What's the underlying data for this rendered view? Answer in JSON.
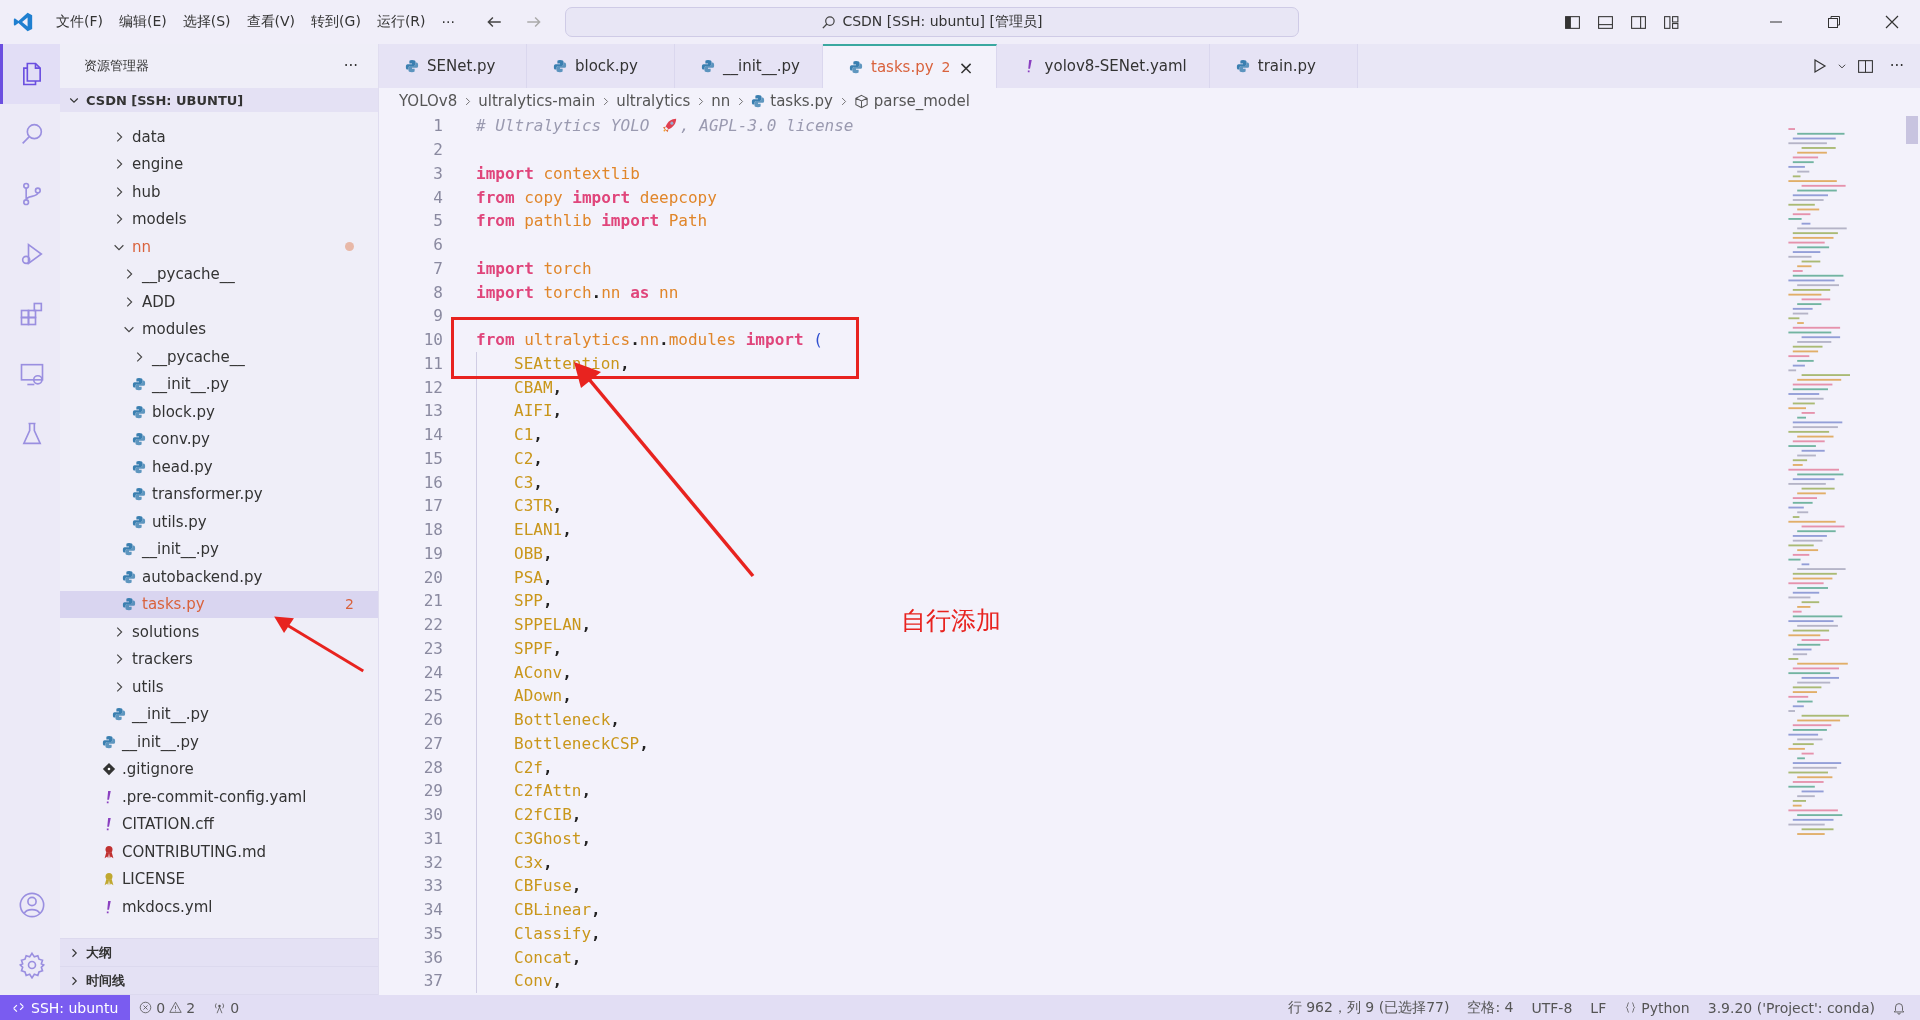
{
  "title_bar": {
    "menus": [
      "文件(F)",
      "编辑(E)",
      "选择(S)",
      "查看(V)",
      "转到(G)",
      "运行(R)"
    ],
    "more": "···",
    "search": "CSDN [SSH: ubuntu] [管理员]"
  },
  "activity_bar": [
    {
      "kind": "explorer",
      "selected": true
    },
    {
      "kind": "search",
      "selected": false
    },
    {
      "kind": "source-control",
      "selected": false
    },
    {
      "kind": "run",
      "selected": false
    },
    {
      "kind": "extensions",
      "selected": false
    },
    {
      "kind": "remote",
      "selected": false
    },
    {
      "kind": "testing",
      "selected": false
    }
  ],
  "explorer": {
    "title": "资源管理器",
    "more": "···",
    "section": "CSDN [SSH: UBUNTU]",
    "tree": [
      {
        "kind": "hidden-parent",
        "children": [
          {
            "kind": "folder",
            "label": "data",
            "expanded": false
          },
          {
            "kind": "folder",
            "label": "engine",
            "expanded": false
          },
          {
            "kind": "folder",
            "label": "hub",
            "expanded": false
          },
          {
            "kind": "folder",
            "label": "models",
            "expanded": false
          },
          {
            "kind": "folder",
            "label": "nn",
            "expanded": true,
            "modified": true,
            "children": [
              {
                "kind": "folder",
                "label": "__pycache__",
                "expanded": false
              },
              {
                "kind": "folder",
                "label": "ADD",
                "expanded": false
              },
              {
                "kind": "folder",
                "label": "modules",
                "expanded": true,
                "children": [
                  {
                    "kind": "folder",
                    "label": "__pycache__",
                    "expanded": false
                  },
                  {
                    "kind": "python",
                    "label": "__init__.py"
                  },
                  {
                    "kind": "python",
                    "label": "block.py"
                  },
                  {
                    "kind": "python",
                    "label": "conv.py"
                  },
                  {
                    "kind": "python",
                    "label": "head.py"
                  },
                  {
                    "kind": "python",
                    "label": "transformer.py"
                  },
                  {
                    "kind": "python",
                    "label": "utils.py"
                  }
                ]
              },
              {
                "kind": "python",
                "label": "__init__.py"
              },
              {
                "kind": "python",
                "label": "autobackend.py"
              },
              {
                "kind": "python",
                "label": "tasks.py",
                "selected": true,
                "modified": true,
                "badge": "2"
              }
            ]
          },
          {
            "kind": "folder",
            "label": "solutions",
            "expanded": false
          },
          {
            "kind": "folder",
            "label": "trackers",
            "expanded": false
          },
          {
            "kind": "folder",
            "label": "utils",
            "expanded": false
          },
          {
            "kind": "python",
            "label": "__init__.py"
          }
        ]
      },
      {
        "kind": "python",
        "label": "__init__.py"
      },
      {
        "kind": "git",
        "label": ".gitignore"
      },
      {
        "kind": "yaml",
        "label": ".pre-commit-config.yaml"
      },
      {
        "kind": "yaml",
        "label": "CITATION.cff"
      },
      {
        "kind": "ribbon",
        "label": "CONTRIBUTING.md"
      },
      {
        "kind": "license",
        "label": "LICENSE"
      },
      {
        "kind": "yaml",
        "label": "mkdocs.yml"
      }
    ],
    "panels": [
      {
        "label": "大纲",
        "expanded": false
      },
      {
        "label": "时间线",
        "expanded": false
      }
    ]
  },
  "tabs": [
    {
      "label": "SENet.py",
      "kind": "python",
      "selected": false
    },
    {
      "label": "block.py",
      "kind": "python",
      "selected": false
    },
    {
      "label": "__init__.py",
      "kind": "python",
      "selected": false
    },
    {
      "label": "tasks.py",
      "kind": "python",
      "selected": true,
      "modified": true,
      "badge": "2",
      "close": "×"
    },
    {
      "label": "yolov8-SENet.yaml",
      "kind": "yaml",
      "selected": false
    },
    {
      "label": "train.py",
      "kind": "python",
      "selected": false
    }
  ],
  "breadcrumb": [
    "YOLOv8",
    "ultralytics-main",
    "ultralytics",
    "nn",
    "tasks.py",
    "parse_model"
  ],
  "code": [
    {
      "n": "1",
      "tokens": [
        {
          "t": "# Ultralytics YOLO ",
          "kind": "comment"
        },
        {
          "kind": "rocket"
        },
        {
          "t": ", AGPL-3.0 license",
          "kind": "comment"
        }
      ]
    },
    {
      "n": "2"
    },
    {
      "n": "3",
      "tokens": [
        {
          "t": "import",
          "kind": "kw"
        },
        {
          "t": " contextlib",
          "kind": "mod"
        }
      ]
    },
    {
      "n": "4",
      "tokens": [
        {
          "t": "from",
          "kind": "kw"
        },
        {
          "t": " copy ",
          "kind": "mod"
        },
        {
          "t": "import",
          "kind": "kw"
        },
        {
          "t": " deepcopy",
          "kind": "mod"
        }
      ]
    },
    {
      "n": "5",
      "tokens": [
        {
          "t": "from",
          "kind": "kw"
        },
        {
          "t": " pathlib ",
          "kind": "mod"
        },
        {
          "t": "import",
          "kind": "kw"
        },
        {
          "t": " Path",
          "kind": "mod"
        }
      ]
    },
    {
      "n": "6"
    },
    {
      "n": "7",
      "tokens": [
        {
          "t": "import",
          "kind": "kw"
        },
        {
          "t": " torch",
          "kind": "mod"
        }
      ]
    },
    {
      "n": "8",
      "tokens": [
        {
          "t": "import",
          "kind": "kw"
        },
        {
          "t": " torch",
          "kind": "mod"
        },
        {
          "t": ".",
          "kind": "punct"
        },
        {
          "t": "nn ",
          "kind": "mod"
        },
        {
          "t": "as",
          "kind": "kw"
        },
        {
          "t": " nn",
          "kind": "mod"
        }
      ]
    },
    {
      "n": "9"
    },
    {
      "n": "10",
      "tokens": [
        {
          "t": "from",
          "kind": "kw"
        },
        {
          "t": " ultralytics",
          "kind": "mod"
        },
        {
          "t": ".",
          "kind": "punct"
        },
        {
          "t": "nn",
          "kind": "mod"
        },
        {
          "t": ".",
          "kind": "punct"
        },
        {
          "t": "modules ",
          "kind": "mod"
        },
        {
          "t": "import",
          "kind": "kw"
        },
        {
          "t": " (",
          "kind": "paren"
        }
      ]
    },
    {
      "n": "11",
      "indented": true,
      "tokens": [
        {
          "t": "SEAttention",
          "kind": "name"
        },
        {
          "t": ",",
          "kind": "punct"
        }
      ]
    },
    {
      "n": "12",
      "indented": true,
      "tokens": [
        {
          "t": "CBAM",
          "kind": "name"
        },
        {
          "t": ",",
          "kind": "punct"
        }
      ]
    },
    {
      "n": "13",
      "indented": true,
      "tokens": [
        {
          "t": "AIFI",
          "kind": "name"
        },
        {
          "t": ",",
          "kind": "punct"
        }
      ]
    },
    {
      "n": "14",
      "indented": true,
      "tokens": [
        {
          "t": "C1",
          "kind": "name"
        },
        {
          "t": ",",
          "kind": "punct"
        }
      ]
    },
    {
      "n": "15",
      "indented": true,
      "tokens": [
        {
          "t": "C2",
          "kind": "name"
        },
        {
          "t": ",",
          "kind": "punct"
        }
      ]
    },
    {
      "n": "16",
      "indented": true,
      "tokens": [
        {
          "t": "C3",
          "kind": "name"
        },
        {
          "t": ",",
          "kind": "punct"
        }
      ]
    },
    {
      "n": "17",
      "indented": true,
      "tokens": [
        {
          "t": "C3TR",
          "kind": "name"
        },
        {
          "t": ",",
          "kind": "punct"
        }
      ]
    },
    {
      "n": "18",
      "indented": true,
      "tokens": [
        {
          "t": "ELAN1",
          "kind": "name"
        },
        {
          "t": ",",
          "kind": "punct"
        }
      ]
    },
    {
      "n": "19",
      "indented": true,
      "tokens": [
        {
          "t": "OBB",
          "kind": "name"
        },
        {
          "t": ",",
          "kind": "punct"
        }
      ]
    },
    {
      "n": "20",
      "indented": true,
      "tokens": [
        {
          "t": "PSA",
          "kind": "name"
        },
        {
          "t": ",",
          "kind": "punct"
        }
      ]
    },
    {
      "n": "21",
      "indented": true,
      "tokens": [
        {
          "t": "SPP",
          "kind": "name"
        },
        {
          "t": ",",
          "kind": "punct"
        }
      ]
    },
    {
      "n": "22",
      "indented": true,
      "tokens": [
        {
          "t": "SPPELAN",
          "kind": "name"
        },
        {
          "t": ",",
          "kind": "punct"
        }
      ]
    },
    {
      "n": "23",
      "indented": true,
      "tokens": [
        {
          "t": "SPPF",
          "kind": "name"
        },
        {
          "t": ",",
          "kind": "punct"
        }
      ]
    },
    {
      "n": "24",
      "indented": true,
      "tokens": [
        {
          "t": "AConv",
          "kind": "name"
        },
        {
          "t": ",",
          "kind": "punct"
        }
      ]
    },
    {
      "n": "25",
      "indented": true,
      "tokens": [
        {
          "t": "ADown",
          "kind": "name"
        },
        {
          "t": ",",
          "kind": "punct"
        }
      ]
    },
    {
      "n": "26",
      "indented": true,
      "tokens": [
        {
          "t": "Bottleneck",
          "kind": "name"
        },
        {
          "t": ",",
          "kind": "punct"
        }
      ]
    },
    {
      "n": "27",
      "indented": true,
      "tokens": [
        {
          "t": "BottleneckCSP",
          "kind": "name"
        },
        {
          "t": ",",
          "kind": "punct"
        }
      ]
    },
    {
      "n": "28",
      "indented": true,
      "tokens": [
        {
          "t": "C2f",
          "kind": "name"
        },
        {
          "t": ",",
          "kind": "punct"
        }
      ]
    },
    {
      "n": "29",
      "indented": true,
      "tokens": [
        {
          "t": "C2fAttn",
          "kind": "name"
        },
        {
          "t": ",",
          "kind": "punct"
        }
      ]
    },
    {
      "n": "30",
      "indented": true,
      "tokens": [
        {
          "t": "C2fCIB",
          "kind": "name"
        },
        {
          "t": ",",
          "kind": "punct"
        }
      ]
    },
    {
      "n": "31",
      "indented": true,
      "tokens": [
        {
          "t": "C3Ghost",
          "kind": "name"
        },
        {
          "t": ",",
          "kind": "punct"
        }
      ]
    },
    {
      "n": "32",
      "indented": true,
      "tokens": [
        {
          "t": "C3x",
          "kind": "name"
        },
        {
          "t": ",",
          "kind": "punct"
        }
      ]
    },
    {
      "n": "33",
      "indented": true,
      "tokens": [
        {
          "t": "CBFuse",
          "kind": "name"
        },
        {
          "t": ",",
          "kind": "punct"
        }
      ]
    },
    {
      "n": "34",
      "indented": true,
      "tokens": [
        {
          "t": "CBLinear",
          "kind": "name"
        },
        {
          "t": ",",
          "kind": "punct"
        }
      ]
    },
    {
      "n": "35",
      "indented": true,
      "tokens": [
        {
          "t": "Classify",
          "kind": "name"
        },
        {
          "t": ",",
          "kind": "punct"
        }
      ]
    },
    {
      "n": "36",
      "indented": true,
      "tokens": [
        {
          "t": "Concat",
          "kind": "name"
        },
        {
          "t": ",",
          "kind": "punct"
        }
      ]
    },
    {
      "n": "37",
      "indented": true,
      "tokens": [
        {
          "t": "Conv",
          "kind": "name"
        },
        {
          "t": ",",
          "kind": "punct"
        }
      ]
    }
  ],
  "annotation": {
    "text": "自行添加"
  },
  "status_bar": {
    "remote": "SSH: ubuntu",
    "errors": "0",
    "warnings": "2",
    "ports": "0",
    "right": [
      {
        "kind": "text",
        "label": "行 962，列 9 (已选择77)"
      },
      {
        "kind": "text",
        "label": "空格: 4"
      },
      {
        "kind": "text",
        "label": "UTF-8"
      },
      {
        "kind": "text",
        "label": "LF"
      },
      {
        "kind": "language",
        "label": "Python"
      },
      {
        "kind": "text",
        "label": "3.9.20 ('Project': conda)"
      },
      {
        "kind": "bell"
      }
    ]
  }
}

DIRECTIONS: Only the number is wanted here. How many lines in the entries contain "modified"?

ANSWER SECTION: 3